INPUT DATA section start

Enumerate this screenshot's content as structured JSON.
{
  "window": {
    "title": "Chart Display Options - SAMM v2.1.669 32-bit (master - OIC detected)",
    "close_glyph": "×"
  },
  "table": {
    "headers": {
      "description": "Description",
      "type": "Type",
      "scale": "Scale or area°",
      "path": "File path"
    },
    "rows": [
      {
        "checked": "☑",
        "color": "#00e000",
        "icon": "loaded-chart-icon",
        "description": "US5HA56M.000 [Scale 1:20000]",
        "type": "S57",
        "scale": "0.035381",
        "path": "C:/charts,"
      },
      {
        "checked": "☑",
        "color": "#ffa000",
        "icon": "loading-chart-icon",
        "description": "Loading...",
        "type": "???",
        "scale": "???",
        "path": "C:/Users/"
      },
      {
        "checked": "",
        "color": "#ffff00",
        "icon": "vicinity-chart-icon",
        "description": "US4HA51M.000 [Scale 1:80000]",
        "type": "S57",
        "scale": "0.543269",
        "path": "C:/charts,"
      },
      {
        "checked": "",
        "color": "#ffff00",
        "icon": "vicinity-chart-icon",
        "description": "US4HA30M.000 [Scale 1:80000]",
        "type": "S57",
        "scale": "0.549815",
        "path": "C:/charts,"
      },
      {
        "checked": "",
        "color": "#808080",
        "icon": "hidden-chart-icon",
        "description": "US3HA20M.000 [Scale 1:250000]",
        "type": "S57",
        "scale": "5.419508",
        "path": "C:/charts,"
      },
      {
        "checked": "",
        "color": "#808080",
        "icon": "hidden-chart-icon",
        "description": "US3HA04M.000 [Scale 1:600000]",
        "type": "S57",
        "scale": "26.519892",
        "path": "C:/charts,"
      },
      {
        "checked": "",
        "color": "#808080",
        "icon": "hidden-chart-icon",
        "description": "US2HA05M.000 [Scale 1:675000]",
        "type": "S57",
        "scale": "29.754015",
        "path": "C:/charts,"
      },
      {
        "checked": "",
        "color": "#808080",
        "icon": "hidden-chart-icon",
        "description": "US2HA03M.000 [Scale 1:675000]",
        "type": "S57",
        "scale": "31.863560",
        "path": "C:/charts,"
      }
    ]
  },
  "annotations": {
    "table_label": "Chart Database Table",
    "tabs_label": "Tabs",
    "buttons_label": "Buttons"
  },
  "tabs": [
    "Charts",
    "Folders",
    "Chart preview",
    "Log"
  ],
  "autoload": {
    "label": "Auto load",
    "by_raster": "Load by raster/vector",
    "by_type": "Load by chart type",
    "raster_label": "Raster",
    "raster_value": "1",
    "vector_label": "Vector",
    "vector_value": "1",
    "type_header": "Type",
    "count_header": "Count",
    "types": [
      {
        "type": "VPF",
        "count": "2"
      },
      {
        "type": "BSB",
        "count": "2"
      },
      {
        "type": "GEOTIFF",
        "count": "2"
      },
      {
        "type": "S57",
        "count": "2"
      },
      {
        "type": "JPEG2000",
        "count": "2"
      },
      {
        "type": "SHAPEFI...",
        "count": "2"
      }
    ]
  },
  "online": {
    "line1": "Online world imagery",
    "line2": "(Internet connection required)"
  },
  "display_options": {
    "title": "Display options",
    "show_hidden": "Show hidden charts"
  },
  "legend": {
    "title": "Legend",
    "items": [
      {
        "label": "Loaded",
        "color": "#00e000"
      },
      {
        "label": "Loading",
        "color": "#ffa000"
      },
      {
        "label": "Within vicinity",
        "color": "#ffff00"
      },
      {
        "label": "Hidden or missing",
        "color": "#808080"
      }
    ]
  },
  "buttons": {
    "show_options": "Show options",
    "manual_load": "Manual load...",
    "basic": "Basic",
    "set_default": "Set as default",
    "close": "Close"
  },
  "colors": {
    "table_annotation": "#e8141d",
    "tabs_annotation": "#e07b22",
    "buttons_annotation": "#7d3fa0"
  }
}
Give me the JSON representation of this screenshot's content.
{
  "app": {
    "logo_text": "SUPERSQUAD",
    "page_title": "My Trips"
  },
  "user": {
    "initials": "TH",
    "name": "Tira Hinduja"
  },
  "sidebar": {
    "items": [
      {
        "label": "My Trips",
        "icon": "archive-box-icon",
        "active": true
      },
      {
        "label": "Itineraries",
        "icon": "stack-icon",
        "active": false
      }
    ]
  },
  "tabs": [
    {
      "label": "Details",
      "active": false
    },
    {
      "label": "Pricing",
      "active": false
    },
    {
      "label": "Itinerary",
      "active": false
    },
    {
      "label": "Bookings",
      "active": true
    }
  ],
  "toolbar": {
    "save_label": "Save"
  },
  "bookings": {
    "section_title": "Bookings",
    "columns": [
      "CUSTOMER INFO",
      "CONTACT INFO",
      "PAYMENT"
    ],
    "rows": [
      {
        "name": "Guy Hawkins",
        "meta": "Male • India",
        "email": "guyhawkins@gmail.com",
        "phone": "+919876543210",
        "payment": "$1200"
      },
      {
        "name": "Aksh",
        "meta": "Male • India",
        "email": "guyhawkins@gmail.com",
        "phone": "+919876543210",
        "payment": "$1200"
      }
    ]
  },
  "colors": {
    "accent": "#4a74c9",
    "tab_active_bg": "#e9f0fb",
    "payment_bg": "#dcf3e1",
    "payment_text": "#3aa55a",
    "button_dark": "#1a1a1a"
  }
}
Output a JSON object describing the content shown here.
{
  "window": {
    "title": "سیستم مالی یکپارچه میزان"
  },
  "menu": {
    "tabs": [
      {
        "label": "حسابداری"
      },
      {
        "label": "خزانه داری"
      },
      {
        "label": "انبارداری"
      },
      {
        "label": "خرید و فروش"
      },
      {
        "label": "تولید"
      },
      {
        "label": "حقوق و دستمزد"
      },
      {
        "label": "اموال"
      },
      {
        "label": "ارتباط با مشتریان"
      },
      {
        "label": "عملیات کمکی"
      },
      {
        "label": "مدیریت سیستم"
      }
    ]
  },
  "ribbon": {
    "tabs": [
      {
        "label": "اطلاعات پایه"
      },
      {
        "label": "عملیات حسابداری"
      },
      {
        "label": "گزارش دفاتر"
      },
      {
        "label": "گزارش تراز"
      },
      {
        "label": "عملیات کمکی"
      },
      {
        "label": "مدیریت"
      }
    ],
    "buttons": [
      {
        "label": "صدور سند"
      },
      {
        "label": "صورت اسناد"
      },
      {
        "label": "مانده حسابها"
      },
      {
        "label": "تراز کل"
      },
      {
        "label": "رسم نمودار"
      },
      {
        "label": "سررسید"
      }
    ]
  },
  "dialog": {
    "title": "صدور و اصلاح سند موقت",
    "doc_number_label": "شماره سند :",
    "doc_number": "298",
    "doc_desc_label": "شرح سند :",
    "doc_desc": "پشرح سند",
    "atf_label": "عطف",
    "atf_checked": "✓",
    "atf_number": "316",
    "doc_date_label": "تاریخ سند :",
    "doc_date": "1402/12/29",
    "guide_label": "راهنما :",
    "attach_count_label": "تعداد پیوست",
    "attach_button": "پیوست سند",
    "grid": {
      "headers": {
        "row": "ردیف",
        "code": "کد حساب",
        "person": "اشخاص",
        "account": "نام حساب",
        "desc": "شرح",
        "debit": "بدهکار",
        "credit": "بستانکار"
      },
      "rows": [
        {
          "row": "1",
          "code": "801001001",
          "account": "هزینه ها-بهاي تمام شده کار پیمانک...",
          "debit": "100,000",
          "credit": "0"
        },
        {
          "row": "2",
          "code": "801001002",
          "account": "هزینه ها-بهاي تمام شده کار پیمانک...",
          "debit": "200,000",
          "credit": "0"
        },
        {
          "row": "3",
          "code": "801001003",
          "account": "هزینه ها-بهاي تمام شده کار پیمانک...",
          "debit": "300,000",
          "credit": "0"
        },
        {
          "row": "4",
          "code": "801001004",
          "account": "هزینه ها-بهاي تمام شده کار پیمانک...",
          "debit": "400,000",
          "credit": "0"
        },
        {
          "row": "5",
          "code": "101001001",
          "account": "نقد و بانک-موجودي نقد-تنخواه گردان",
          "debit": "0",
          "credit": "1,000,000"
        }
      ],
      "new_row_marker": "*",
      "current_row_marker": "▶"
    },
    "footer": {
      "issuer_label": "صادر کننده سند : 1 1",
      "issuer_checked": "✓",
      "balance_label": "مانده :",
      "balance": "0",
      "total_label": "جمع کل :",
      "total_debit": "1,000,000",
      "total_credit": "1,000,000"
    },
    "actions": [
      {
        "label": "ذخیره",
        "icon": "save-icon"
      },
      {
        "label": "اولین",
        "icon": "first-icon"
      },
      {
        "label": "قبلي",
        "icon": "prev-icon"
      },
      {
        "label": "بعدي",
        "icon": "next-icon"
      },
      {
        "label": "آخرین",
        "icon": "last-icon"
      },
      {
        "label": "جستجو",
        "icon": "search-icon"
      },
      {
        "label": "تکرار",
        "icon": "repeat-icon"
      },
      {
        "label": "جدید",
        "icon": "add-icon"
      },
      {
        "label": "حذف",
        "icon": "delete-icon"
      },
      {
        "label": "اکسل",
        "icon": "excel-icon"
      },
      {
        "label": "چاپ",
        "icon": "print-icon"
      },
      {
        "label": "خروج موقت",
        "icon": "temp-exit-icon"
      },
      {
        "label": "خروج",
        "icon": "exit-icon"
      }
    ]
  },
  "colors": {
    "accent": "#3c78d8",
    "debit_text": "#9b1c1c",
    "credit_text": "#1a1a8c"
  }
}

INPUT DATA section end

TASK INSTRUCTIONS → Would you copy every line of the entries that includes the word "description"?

RESPONSE AREA →
      "description": "Description",
        "description": "US5HA56M.000 [Scale 1:20000]",
        "description": "Loading...",
        "description": "US4HA51M.000 [Scale 1:80000]",
        "description": "US4HA30M.000 [Scale 1:80000]",
        "description": "US3HA20M.000 [Scale 1:250000]",
        "description": "US3HA04M.000 [Scale 1:600000]",
        "description": "US2HA05M.000 [Scale 1:675000]",
        "description": "US2HA03M.000 [Scale 1:675000]",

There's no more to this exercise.